Gardening on verges and on pieces of public land is not new in eThekwini where gardeners do things their own way, each with their own challenges.
Motorists may notice a traffic island “prettier than a grass patch” as they approach a curve in Alan Paton Road, Glenwood. There, Philip Collyer raises a range of edible foods, from geraniums to flavour tea to pumpkins with leaves that can be eaten with starches, granadilla, carrots, New Zealand spinach, lamb’s quarters (not meat but a salad ingredient!)
“The monkeys leave us enough and passers-by help themselves too. It’s not a problem if they take food before me because that’s what’s it’s there for,” said Collyer.
“I don’t mind if I get anything or not.”
He started the garden about seven years ago to protect a lemon tree from lawn mowers and it grew from there, hopping across the traffic island to a piece of park land across the road where banana trees dominate and sunflowers are emerging.
On the other side of the city, in Durban North, children from pre-school up to Grade Three at the Ocean View Montessori School have grown veggies on a verge since 2016, on land used under the city’s Adopt-A-Spot programme.
Among the innovations are wooden pallets used to grow seedlings and eco-bricks (cooldrink bottles filled to a certain weight with plastic waste) used as barriers.
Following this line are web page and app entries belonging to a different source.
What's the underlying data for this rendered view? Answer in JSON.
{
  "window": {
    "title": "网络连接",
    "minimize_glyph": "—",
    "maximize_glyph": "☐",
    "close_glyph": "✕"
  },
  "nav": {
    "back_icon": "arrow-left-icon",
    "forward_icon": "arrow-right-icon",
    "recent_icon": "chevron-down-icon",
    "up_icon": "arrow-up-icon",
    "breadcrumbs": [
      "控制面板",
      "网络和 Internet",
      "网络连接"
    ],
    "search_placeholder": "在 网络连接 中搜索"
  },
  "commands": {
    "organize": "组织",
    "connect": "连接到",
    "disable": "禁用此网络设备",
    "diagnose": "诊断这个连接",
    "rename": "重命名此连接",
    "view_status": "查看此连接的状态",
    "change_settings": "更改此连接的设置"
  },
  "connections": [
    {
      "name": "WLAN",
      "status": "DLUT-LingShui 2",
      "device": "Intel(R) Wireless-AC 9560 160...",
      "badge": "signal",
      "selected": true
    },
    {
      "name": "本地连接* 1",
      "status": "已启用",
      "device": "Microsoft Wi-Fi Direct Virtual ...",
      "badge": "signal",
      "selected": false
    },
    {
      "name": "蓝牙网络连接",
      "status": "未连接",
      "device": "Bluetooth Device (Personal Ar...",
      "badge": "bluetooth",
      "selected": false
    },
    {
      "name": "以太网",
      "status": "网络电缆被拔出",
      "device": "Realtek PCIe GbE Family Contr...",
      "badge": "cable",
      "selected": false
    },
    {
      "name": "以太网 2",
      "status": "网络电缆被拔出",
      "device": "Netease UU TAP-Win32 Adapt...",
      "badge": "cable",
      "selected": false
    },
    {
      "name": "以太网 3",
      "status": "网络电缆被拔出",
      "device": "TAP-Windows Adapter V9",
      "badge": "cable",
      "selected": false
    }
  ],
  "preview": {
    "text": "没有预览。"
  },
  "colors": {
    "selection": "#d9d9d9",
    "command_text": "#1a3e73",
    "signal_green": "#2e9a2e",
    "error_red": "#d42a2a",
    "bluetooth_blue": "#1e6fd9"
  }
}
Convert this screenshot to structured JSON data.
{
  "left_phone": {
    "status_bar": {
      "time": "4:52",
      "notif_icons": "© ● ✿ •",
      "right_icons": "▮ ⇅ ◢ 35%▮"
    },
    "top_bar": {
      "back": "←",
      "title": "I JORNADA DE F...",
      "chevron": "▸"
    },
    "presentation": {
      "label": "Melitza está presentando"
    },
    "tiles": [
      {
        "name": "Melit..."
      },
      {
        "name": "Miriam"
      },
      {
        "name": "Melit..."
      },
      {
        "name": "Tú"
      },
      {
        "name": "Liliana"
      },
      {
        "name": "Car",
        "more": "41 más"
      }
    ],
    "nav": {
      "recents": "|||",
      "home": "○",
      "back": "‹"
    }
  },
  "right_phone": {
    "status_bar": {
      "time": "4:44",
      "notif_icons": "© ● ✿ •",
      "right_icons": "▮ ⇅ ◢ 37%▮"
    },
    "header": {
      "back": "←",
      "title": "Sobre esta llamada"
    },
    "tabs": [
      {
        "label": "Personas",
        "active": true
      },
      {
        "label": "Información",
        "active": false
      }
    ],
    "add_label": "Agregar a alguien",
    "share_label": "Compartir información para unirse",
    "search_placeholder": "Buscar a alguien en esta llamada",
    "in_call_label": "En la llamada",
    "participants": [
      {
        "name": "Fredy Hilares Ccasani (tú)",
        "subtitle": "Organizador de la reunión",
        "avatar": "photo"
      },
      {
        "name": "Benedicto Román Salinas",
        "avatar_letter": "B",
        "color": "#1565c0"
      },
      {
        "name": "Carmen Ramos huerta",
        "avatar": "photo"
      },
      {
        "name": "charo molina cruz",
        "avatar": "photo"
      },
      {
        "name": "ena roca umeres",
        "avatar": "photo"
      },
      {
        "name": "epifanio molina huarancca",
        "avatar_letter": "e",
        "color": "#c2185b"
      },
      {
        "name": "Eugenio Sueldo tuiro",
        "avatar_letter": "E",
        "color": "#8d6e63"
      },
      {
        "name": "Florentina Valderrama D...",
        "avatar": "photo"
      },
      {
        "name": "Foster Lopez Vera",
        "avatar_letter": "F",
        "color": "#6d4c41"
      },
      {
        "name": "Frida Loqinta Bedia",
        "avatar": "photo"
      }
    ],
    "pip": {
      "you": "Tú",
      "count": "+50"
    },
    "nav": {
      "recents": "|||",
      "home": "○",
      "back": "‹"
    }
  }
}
Avocado, banana and naartjie trees grow in the food forest and a baobab tree, a species that can live for many years, can be seen as the school’s long-term investment. One day they may produce cream of tartar in their seed pulp.
“The idea is that the community can help themselves. We also sell and buy money for seeds,” said co-principal Rose Lowry.
At Sutton Park Swimming Pool, near Windermere Centre, community members are waiting for the city to reopen the facility so they can resume working on a vegetable garden they started before lockdown.
Delwyn Pillay said the community benefited from it. It also proved to be an example: a lesson learned about monkeys was that they did not eat indigenous food plants as much.
“African horned cucumber is spikey. They also left amaranth alone.”
Pillay added that the community garden also served as a positive example.
“A security guard saw what we were doing and started his own garden,” said Pillay.
In Umbilo, next door to another pool, the city has denied resident Mark Kritzinger permission to grow vegetables on a patch of vacant land between his house and Tesorerie Swimming Pool, which has been closed to replace ageing piping.
He said that for years he has held the keys to the property and cleared it of bushes to prevent crime, in the absence of the city doing so effectively.
A small section of the property has an electricity sub-station.
The city turned down his Adopt-A-Spot request because of its use to the municipal electricity entity.
The Independent on Saturday
Alicia Adendorff is a reporter for Healthy Organic Lifestyle.